On 29 April 1962, President John F. Kennedy gathered 49 Nobel prize winners for a great banquet at his residence. He told the attendees: «I think this is the most extraordinary collection of talent, of human knowledge, that has ever been gathered together at the White House, with the possible exception of when Thomas Jefferson dined alone.» The rhetoric hyperbole was his way to recognize the vast knowledge of the third president of the United States, a man capable of writing the first modern constitution, composing music, discuss palaeontology, supervise archaeological excavations, design buildings (including the University of Virginia), theorize about agronomy, perfect the pantograph or invent the swivel chair. Yes, Jefferson was a polymath.

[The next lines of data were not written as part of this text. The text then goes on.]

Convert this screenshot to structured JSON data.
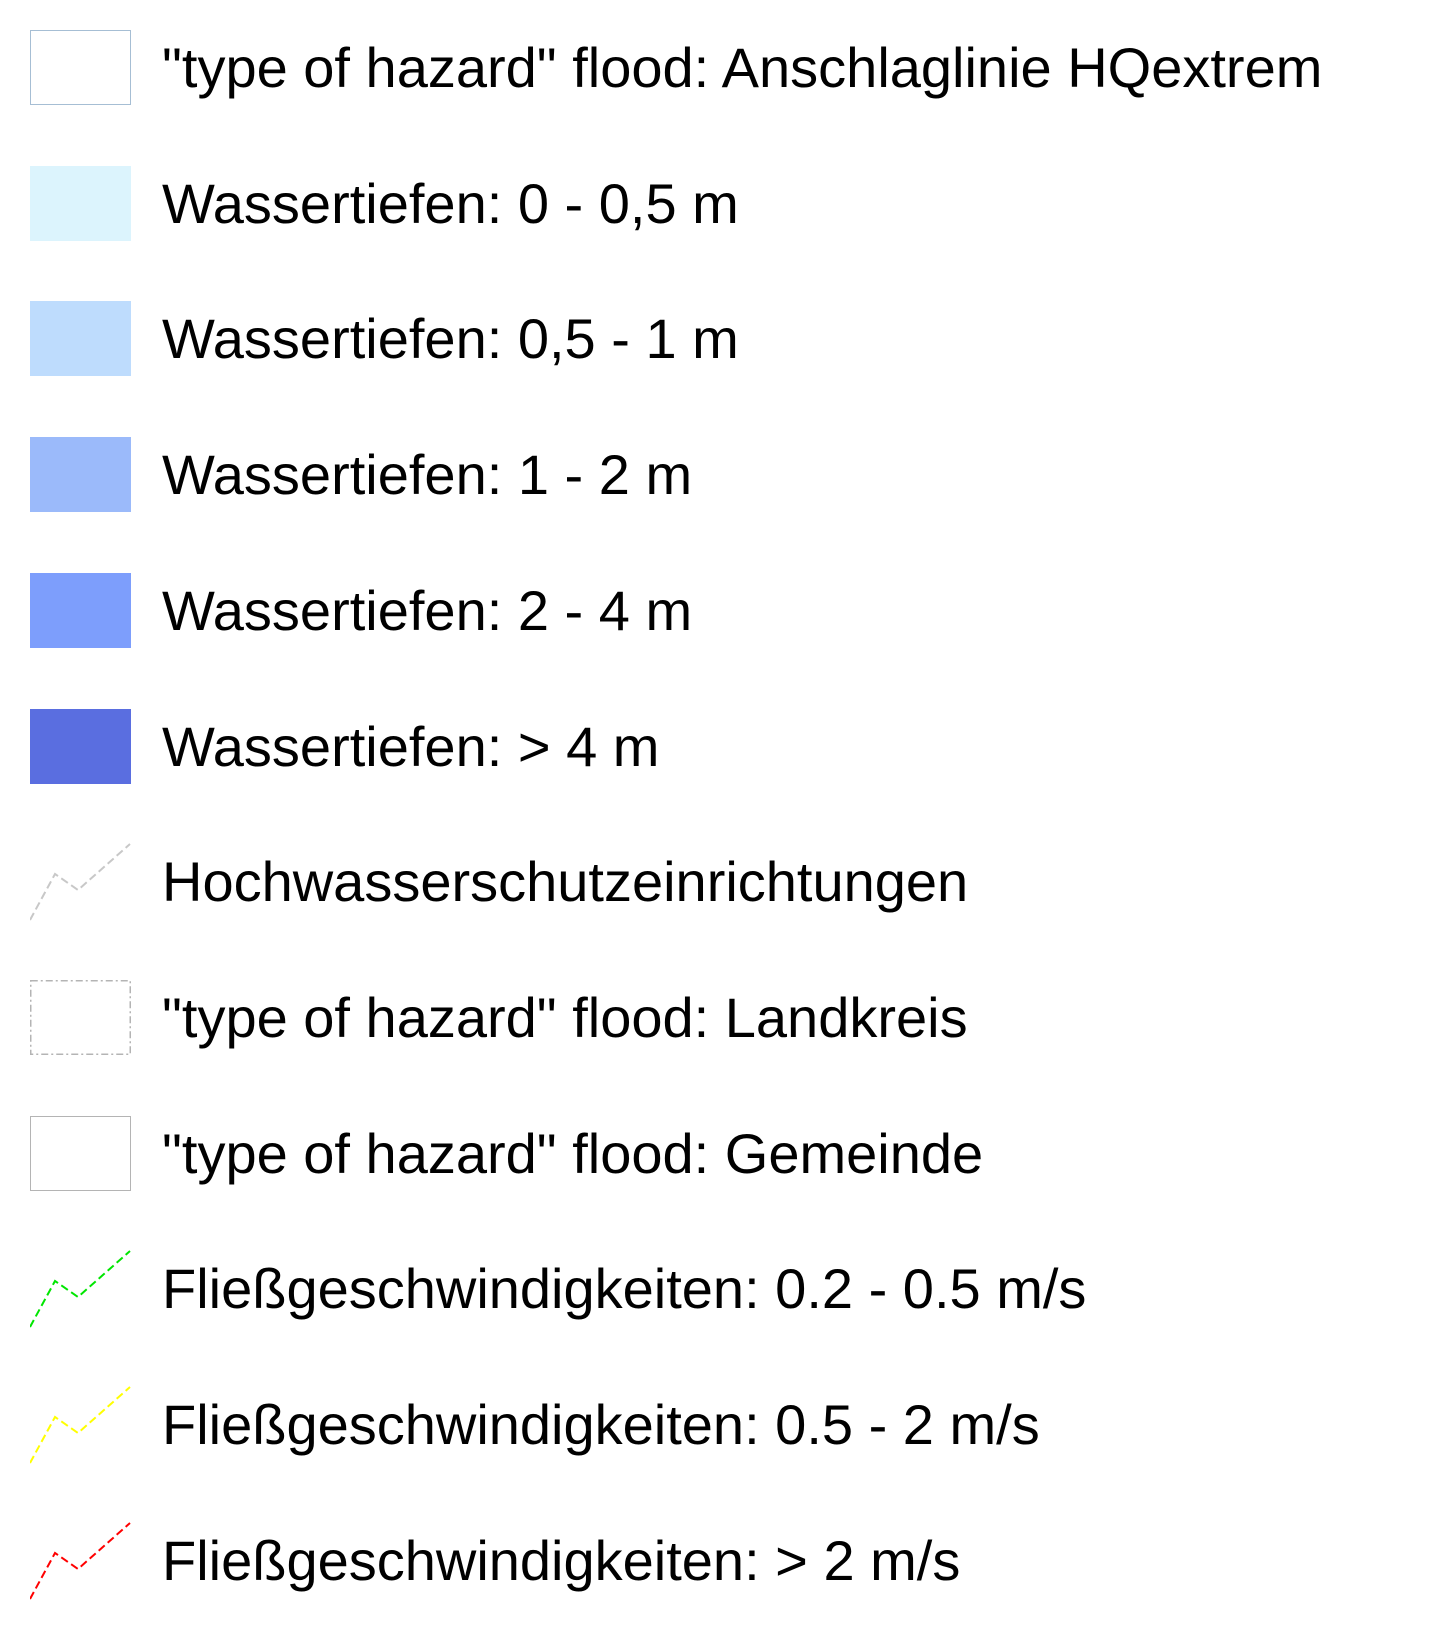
{
  "legend": {
    "items": [
      {
        "id": "anschlaglinie",
        "label": "\"type of hazard\" flood: Anschlaglinie HQextrem",
        "symbol": "rectangle",
        "fill": "#ffffff",
        "stroke": "#a6bed4",
        "stroke_style": "solid"
      },
      {
        "id": "depth-0-05",
        "label": "Wassertiefen: 0 - 0,5 m",
        "symbol": "rectangle",
        "fill": "#dcf4fd"
      },
      {
        "id": "depth-05-1",
        "label": "Wassertiefen: 0,5 - 1 m",
        "symbol": "rectangle",
        "fill": "#bedcfd"
      },
      {
        "id": "depth-1-2",
        "label": "Wassertiefen: 1 - 2 m",
        "symbol": "rectangle",
        "fill": "#9bbafa"
      },
      {
        "id": "depth-2-4",
        "label": "Wassertiefen: 2 - 4 m",
        "symbol": "rectangle",
        "fill": "#7d9efc"
      },
      {
        "id": "depth-gt-4",
        "label": "Wassertiefen: > 4 m",
        "symbol": "rectangle",
        "fill": "#5a6ee0"
      },
      {
        "id": "hochwasserschutz",
        "label": "Hochwasserschutzeinrichtungen",
        "symbol": "line",
        "stroke": "#c8c8c8",
        "stroke_style": "dashed"
      },
      {
        "id": "landkreis",
        "label": "\"type of hazard\" flood: Landkreis",
        "symbol": "rectangle",
        "fill": "#ffffff",
        "stroke": "#b4b4b4",
        "stroke_style": "dash-dot"
      },
      {
        "id": "gemeinde",
        "label": "\"type of hazard\" flood: Gemeinde",
        "symbol": "rectangle",
        "fill": "#ffffff",
        "stroke": "#b4b4b4",
        "stroke_style": "solid"
      },
      {
        "id": "flow-02-05",
        "label": "Fließgeschwindigkeiten: 0.2 - 0.5 m/s",
        "symbol": "line",
        "stroke": "#00e600",
        "stroke_style": "dashed"
      },
      {
        "id": "flow-05-2",
        "label": "Fließgeschwindigkeiten: 0.5 - 2 m/s",
        "symbol": "line",
        "stroke": "#ffff00",
        "stroke_style": "dashed"
      },
      {
        "id": "flow-gt-2",
        "label": "Fließgeschwindigkeiten: > 2 m/s",
        "symbol": "line",
        "stroke": "#ff0000",
        "stroke_style": "dashed"
      }
    ]
  }
}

Polymath is a term coming from the Greek πολυμαθής (‘polimathós’), meaning «one who learned much». A polymath is a broad spectrum scholar, a person who knows about every topic in depth. It is a response to the Renaissance ideal of the Homo universalis. Ramon Llull, Leonardo da Vinci or Isaac Newton conform to the description. So did Thomas Jefferson, of course. They were beings with a brisk intelligence, expanded knowledge and unlimited curiosity. The kind of being that is more and more difficult to find as, since the Industrial Revolution, the knowledge stocks have been increasingly bulging with new information.
There is the same percentage of could-be polymaths today as there was one thousand years ago, of course, just as the percentage of fools has remained the same (a very high figure, by the way). Conversely, there is no individual today who can comprehend the entirety of available knowledge, not by a long shot. That is not a problem. The problem, though, is the fact that aspiring to be a polymath is looked upon with disdain of even with hostility. And not only polymathy, but also encyclopaedism, which is the version we could all attain. Indeed, knowing about everything is frowned upon. Specialisation is the only respected position. And it shouldn’t, because specialisation is not the objective of science, but a limitation of scientists: in a society that is so fragmented and specialised, I wish there were more polymaths.

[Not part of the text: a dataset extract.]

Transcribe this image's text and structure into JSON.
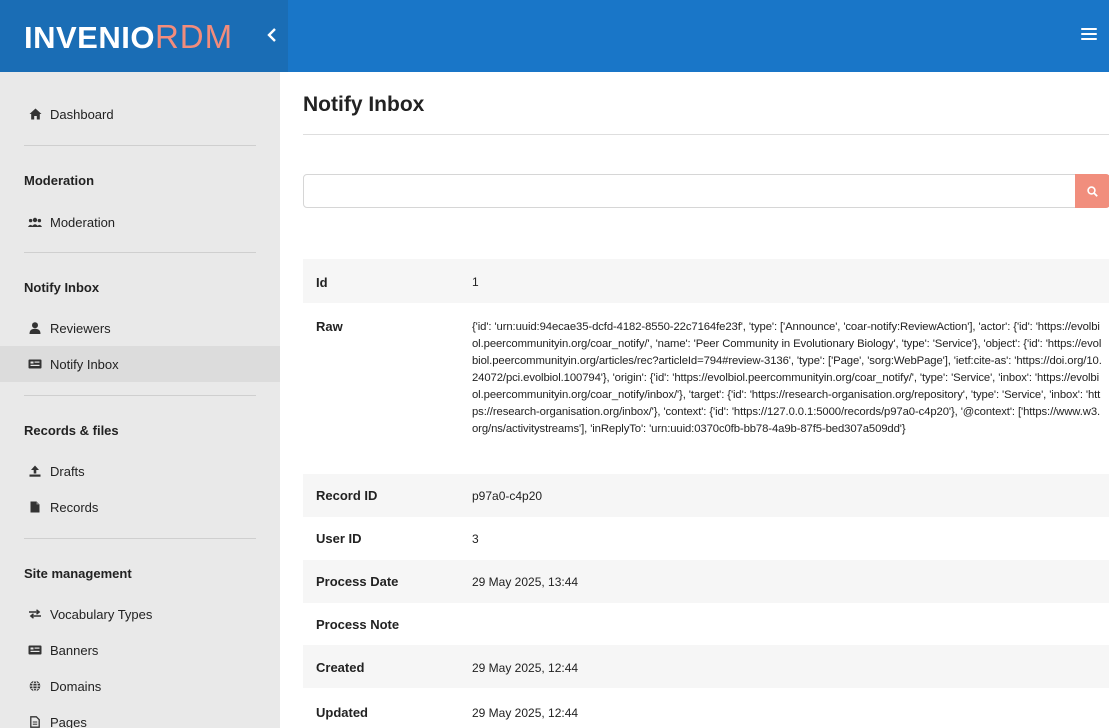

The Renaissance polymaths fed on the observation of reality, their own creating experience and the knowledge compiled in books. Today you can also use the enormous repository that is the Internet. But in practice, the World Wide Web does not increase polymathy instrumentally. The Internet rather discourages it. Actually, the Internet generation and the library generation (meaning all the ones before, in fact) have more than a generational conflict. They stage a cultural rupture, I think. The famous «cloud», for instance, is not a delocalised space for shareable information, but rather vaporously shared information delocalised in space, which is different. Authorship there is blurred so users appropriate information uncritically and without remorse. And since information is not signed, there is no responsible for it. This radically disrupts the criteria that dominated the world since the Renaissance. Now we can all process unchecked anonymous data, that is, we can all be spurious polymaths without the erudition. Copy-pasting is a common practice among young university students, even some PhD theses use the system, rhetorically disguised as a compilation of experiments.
The fact is that true polymaths seem to be still fascinating and still necessary. They have names and faces. And an educated opinion. They know how to know. That’s why they are wise. «Knowledge can be communicated, but not wisdom», said Hermann Hesse. I’m afraid that the society of vague knowledge advances while polymathic wisdom pulls back.
Ramon Folch. PhD in Biology, Socio-ecologist and general manager of ERF.
«The Internet generation and the library generation (meaning all the ones before, in fact) have more than a generational conflict. They stage a cultural rupture»